The recently concluded second instalment of the PSL has been celebrated as a success for the nation. Many Pakistanis have taken pride in the tournament, the thrills it produced and the fact that international players participated and that some even went to Lahore for the final. PSL fever took the nation by storm; we were united in our support for different teams, embracing the tournament with that typical love of cricket that we possess.
I joined the party late. PSL fever did not seize me before the tournament started but I was aware of the action and the reactions of people – receiving an almost constant stream of updates on social media. However, while watching one of the playoff matches online, I was struck by the change in the way brands were being integrated. As a member of the marketing fraternity and a person who has worked as a media planner, I’ve always bemoaned the fact that our local brands opt for heavy exposure rather than creative execution or context. I’ve written about the difference between how local advertising, especially during cricket matches, seems to be slapped on to leverage the increased audience. In the rest of the world and even across the border in India, things are done with more finesse.
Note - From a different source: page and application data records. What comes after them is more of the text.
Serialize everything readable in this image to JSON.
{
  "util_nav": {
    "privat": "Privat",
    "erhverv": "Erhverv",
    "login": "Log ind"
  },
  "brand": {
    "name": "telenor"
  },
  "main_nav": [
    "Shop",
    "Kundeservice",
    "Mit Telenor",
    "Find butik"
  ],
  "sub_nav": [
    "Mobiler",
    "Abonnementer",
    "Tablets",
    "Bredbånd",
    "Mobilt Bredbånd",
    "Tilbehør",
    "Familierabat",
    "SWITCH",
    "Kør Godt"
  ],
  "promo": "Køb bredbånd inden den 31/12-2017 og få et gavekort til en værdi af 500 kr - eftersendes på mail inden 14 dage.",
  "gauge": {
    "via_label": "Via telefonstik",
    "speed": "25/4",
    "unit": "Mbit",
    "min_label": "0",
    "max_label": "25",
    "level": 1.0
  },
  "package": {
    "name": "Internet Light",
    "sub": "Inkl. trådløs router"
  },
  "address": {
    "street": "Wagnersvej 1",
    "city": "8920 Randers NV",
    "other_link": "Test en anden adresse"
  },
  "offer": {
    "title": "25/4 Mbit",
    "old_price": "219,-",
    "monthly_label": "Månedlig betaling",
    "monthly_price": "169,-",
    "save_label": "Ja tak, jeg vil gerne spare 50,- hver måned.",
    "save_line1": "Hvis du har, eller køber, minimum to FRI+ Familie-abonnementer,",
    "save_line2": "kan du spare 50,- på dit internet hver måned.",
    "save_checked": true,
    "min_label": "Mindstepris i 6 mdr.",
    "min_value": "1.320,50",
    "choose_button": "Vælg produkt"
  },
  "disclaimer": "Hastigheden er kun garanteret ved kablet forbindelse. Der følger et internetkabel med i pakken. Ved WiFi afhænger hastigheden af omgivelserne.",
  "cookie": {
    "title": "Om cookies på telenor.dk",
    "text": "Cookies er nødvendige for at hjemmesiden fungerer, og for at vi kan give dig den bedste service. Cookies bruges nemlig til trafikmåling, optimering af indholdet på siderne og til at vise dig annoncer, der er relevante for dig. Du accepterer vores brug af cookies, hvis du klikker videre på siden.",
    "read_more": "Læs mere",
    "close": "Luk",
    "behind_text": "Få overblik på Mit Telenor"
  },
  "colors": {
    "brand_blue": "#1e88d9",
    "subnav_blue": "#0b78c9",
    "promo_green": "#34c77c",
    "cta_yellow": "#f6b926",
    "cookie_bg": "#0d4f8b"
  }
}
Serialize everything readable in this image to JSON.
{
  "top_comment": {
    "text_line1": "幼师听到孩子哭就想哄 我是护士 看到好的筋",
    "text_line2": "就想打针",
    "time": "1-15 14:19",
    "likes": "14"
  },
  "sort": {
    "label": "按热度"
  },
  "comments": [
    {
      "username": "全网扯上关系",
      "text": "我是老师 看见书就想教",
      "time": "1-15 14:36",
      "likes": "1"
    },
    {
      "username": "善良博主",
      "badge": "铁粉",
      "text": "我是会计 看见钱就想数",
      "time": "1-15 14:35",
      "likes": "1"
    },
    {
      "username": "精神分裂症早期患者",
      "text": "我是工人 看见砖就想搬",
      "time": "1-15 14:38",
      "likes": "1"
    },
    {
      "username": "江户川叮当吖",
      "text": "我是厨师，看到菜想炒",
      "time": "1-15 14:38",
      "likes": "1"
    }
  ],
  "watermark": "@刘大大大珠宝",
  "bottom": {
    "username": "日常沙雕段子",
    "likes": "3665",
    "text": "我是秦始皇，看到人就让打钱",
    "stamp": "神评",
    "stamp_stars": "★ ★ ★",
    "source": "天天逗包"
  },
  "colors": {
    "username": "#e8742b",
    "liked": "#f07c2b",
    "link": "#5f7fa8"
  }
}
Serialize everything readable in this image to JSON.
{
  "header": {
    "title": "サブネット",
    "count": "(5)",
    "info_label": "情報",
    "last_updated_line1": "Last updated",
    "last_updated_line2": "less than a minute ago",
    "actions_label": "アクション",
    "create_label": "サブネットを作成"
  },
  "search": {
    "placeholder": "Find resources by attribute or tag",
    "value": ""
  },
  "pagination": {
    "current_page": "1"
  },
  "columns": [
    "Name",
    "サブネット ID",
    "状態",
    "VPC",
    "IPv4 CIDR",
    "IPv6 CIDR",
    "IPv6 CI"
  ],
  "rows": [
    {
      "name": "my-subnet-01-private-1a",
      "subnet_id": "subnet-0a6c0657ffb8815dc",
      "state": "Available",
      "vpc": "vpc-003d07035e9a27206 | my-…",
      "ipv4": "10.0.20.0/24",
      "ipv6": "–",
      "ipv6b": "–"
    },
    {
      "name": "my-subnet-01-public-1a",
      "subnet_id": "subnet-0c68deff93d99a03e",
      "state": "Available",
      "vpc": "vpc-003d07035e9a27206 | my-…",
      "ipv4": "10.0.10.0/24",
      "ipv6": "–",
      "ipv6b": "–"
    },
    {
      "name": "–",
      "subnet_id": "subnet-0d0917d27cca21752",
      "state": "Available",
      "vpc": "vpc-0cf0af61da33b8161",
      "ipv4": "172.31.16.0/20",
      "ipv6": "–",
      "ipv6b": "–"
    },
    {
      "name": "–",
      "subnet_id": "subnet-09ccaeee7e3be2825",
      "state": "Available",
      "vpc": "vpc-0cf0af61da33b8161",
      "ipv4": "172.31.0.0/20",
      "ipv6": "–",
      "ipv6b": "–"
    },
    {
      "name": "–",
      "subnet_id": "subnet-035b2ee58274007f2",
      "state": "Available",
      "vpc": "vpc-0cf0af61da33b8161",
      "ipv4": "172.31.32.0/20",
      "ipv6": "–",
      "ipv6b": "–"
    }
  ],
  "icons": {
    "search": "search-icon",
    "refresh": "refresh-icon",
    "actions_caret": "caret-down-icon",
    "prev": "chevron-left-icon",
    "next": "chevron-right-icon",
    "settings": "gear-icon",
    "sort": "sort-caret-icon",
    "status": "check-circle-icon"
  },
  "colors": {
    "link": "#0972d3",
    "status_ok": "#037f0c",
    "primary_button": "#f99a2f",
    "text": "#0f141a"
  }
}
From the ZIC truck coming on screen for the 50-run celebration to the Qatar Airways High Flying Catch, there was a genuine effort for the message and brand association to be relevant to the event.
I can still recall one cricket programme which focused on the way technology is changing cricket; it was sponsored by Intel and called Intel Inside Cricket. Examples like this had been few and far between. Usually Pakistani brands were content to be an interruption in the form of a nauseating repeats of ads, or using L shaped DLS or scrolls that appeared on screen during the action. One praiseworthy attempt at context was the time during the World Cup, when Lipton played their message when a batsman got out. As he walked back, the scroll appeared with the contextual message of “He’s out, now back to the pavilion to enjoy a cup of Lipton tea”
When I was watching the PSL playoff match, I was pleasantly surprised and almost elated. It seemed that my long wait was over. Local brands and even international brands had integrated themselves into the action in very effective and powerful ways. From the ZIC truck coming on screen for the 50-run celebration to the Qatar Airways High Flying Catch, there was a genuine effort for the message and brand association to be relevant to the event.
A few days ago while on Aurora’s website, I turned to the Most Popular section and came across Sami Qahar’s article on the PSL from November 2015. Qahar discussed the prospects of the PSL before it began, and examined the scenario and the chances of the event kicking off well and having a long term future or not. He also touched upon the crucial need for brands to play a part and expounded the opportunities that existed for smart brands:
“Although the sporting side of such events is always important, behind all major sport events, there is a successful marketing campaign. From De Ghuma Ke to All in One Rhythm, sport events have to create a strong identity which becomes the reason why brands want to be associated with them. Seen from this perspective, it will be very tough for the PSL to become a commercial success in the first year. However, they can still set the stage for bigger tournaments to come if they play their cards well. The PCB needs to step outside the crease and take the challenge head-on. Meanwhile, let’s wait for our own ‘Zong Chowka’ or a ‘TCS Run Out’.”
If I had read this article when it was published, I might have been incredulous and sceptical about brands especially local ones in partnership with local agencies getting how to be subtle and contextual. Fortunately, this edition of the PSL has pleasantly surprised me and made me a fan of the smart advertising and brand integration that was on display.
No doubt these sophisticated methods required a lot of money and perhaps not all brands have the budget to carry them out. But smart marketers might persuade sports channels to prepare packages that offer less repetition in terms of frequency but more mileage in terms of impact. Whatever the case, I’m looking forward to the next instalment of the PSL; who knows I might even back a team to see what the tournament organisers and local marketers can deliver in terms of performance. I’m not going to make any predictions but I’m sure that PSL 3 will not run out of smart brand integration ideas.
Tyrone Tellis is a marketing professional working in Pakistan. firstname.lastname@example.org